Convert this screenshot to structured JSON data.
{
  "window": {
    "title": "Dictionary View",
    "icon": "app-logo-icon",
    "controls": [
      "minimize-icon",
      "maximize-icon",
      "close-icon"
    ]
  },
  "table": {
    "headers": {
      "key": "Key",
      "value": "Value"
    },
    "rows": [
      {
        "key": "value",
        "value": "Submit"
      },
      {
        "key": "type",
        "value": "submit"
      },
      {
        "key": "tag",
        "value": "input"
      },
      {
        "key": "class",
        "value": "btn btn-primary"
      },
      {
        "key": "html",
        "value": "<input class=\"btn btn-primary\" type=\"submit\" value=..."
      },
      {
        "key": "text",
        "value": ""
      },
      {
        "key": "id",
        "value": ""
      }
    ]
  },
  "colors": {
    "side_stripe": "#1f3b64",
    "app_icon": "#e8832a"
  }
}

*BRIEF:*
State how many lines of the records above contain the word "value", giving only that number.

*RESPONSE BELOW:*
9